     A commentator writes “In contrast to much teaching today, being given the ability to speak in languages is associated not with the ‘baptism with the Spirit’ but here with the ‘filling with the Spirit.’  Nor is speaking in languages the normal response to being ‘filled with the Spirit.’  Consider Acts chapter 4 verse 8, Acts chapter 6 verse 5, Acts chapter 7 verse 55, Acts chapter 9 verse 17, for example, which all record instances where speaking in tongues did not accompany the ‘filling with the Spirit.’

     Paul states the purpose of speaking in languages in First Corinthians chapter 14 verses 21 through 22 were to be a sign to unbelievers, not to believers.

     Speaking in languages was also given to show that Jews, Gentiles and Samaritans were all proven to have been given the Holy Spirit and thereby to be accepted as equal in the church. However, these cases describe a unique, historical transition only.

     The unique gift of supernaturally speaking in languages, human languages, shows that the church would encompass people from all nations and languages. The gift of languages was therefore a sign of the transition between the Old and New Covenants – a transition completed some two thousand years ago.”

     Those who spoke the languages at Pentecost did not have to be taught how to do so. Rather they spoke as ‘the Spirit enabled them’.  Acts chapter 2 verse 4.

     The evidence of the Spirit’s coming was unmistakable. The Spirit demonstrated His presence and power to their ears, to their eyes and to their minds, and to their mouths. But it did not stop there. The coming of the Holy Spirit had a profound effect on the people in Jerusalem also, as we will continue in our series in the second chapter of the book of Acts.

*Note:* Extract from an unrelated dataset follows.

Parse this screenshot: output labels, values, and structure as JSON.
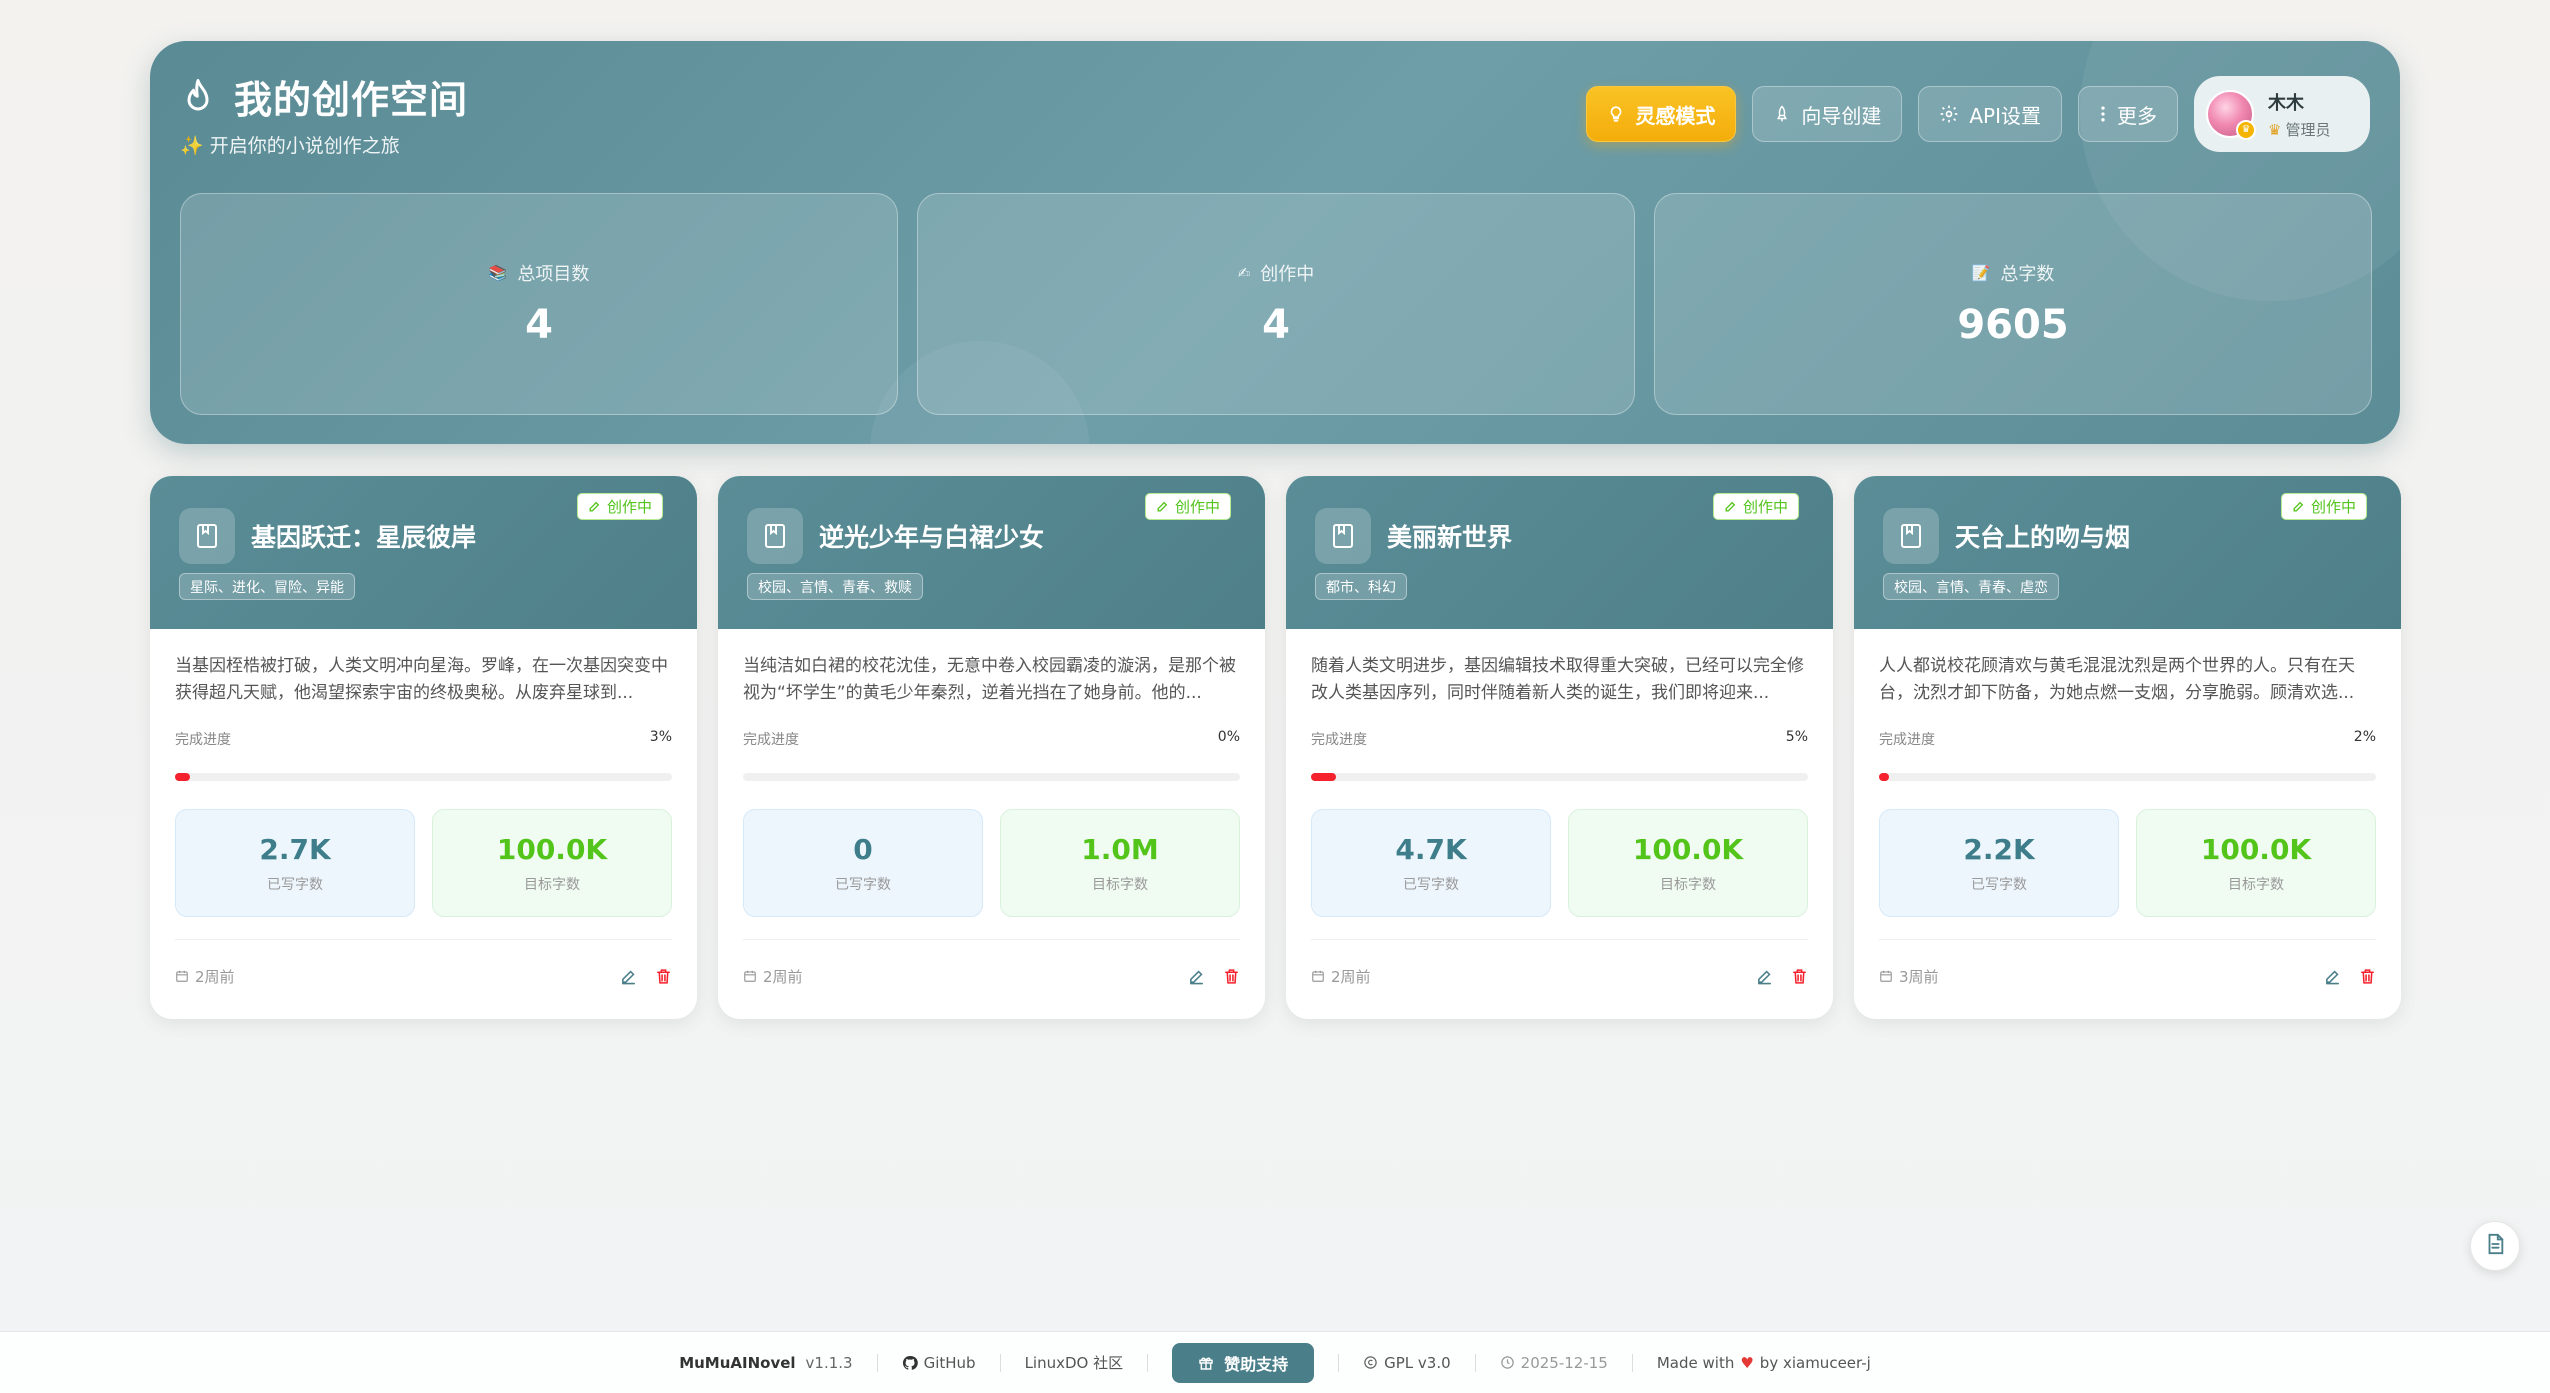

      But finally, what does this unique Pentecost mean for us Christians today to which we can be eternally thankful? Here are a few major truths:

  • Our relationship to the Holy Spirit in the body of Christ – His church has become much more intimate and personal. We are actually indwelt, the Holy Spirit living within us, our hearts, our minds, our wills who empowers us for ministry and service. Does not force us but give us the help, the power as we submit, as we surrender to his guidance
  • Pentecost has broken down barriers that have separated the human race since the Tower of Babel with the formation of a new community in Christ – His church. For example, no longer do believers in the one true God need to go to Jerusalem, no longer do they need to speak the Hebrew language or the Aramaic language. Instead, Christians can go to the far corners of the earth and worship in our own languages. Lastly,
  • That’s all now possible as we are redeemed under a new covenant by the blood of Jesus Christ unto eternal life.

That is indeed very Good News.


       David Johnson is minister of the Sellersburg Church of Christ in Sellersburg, IN.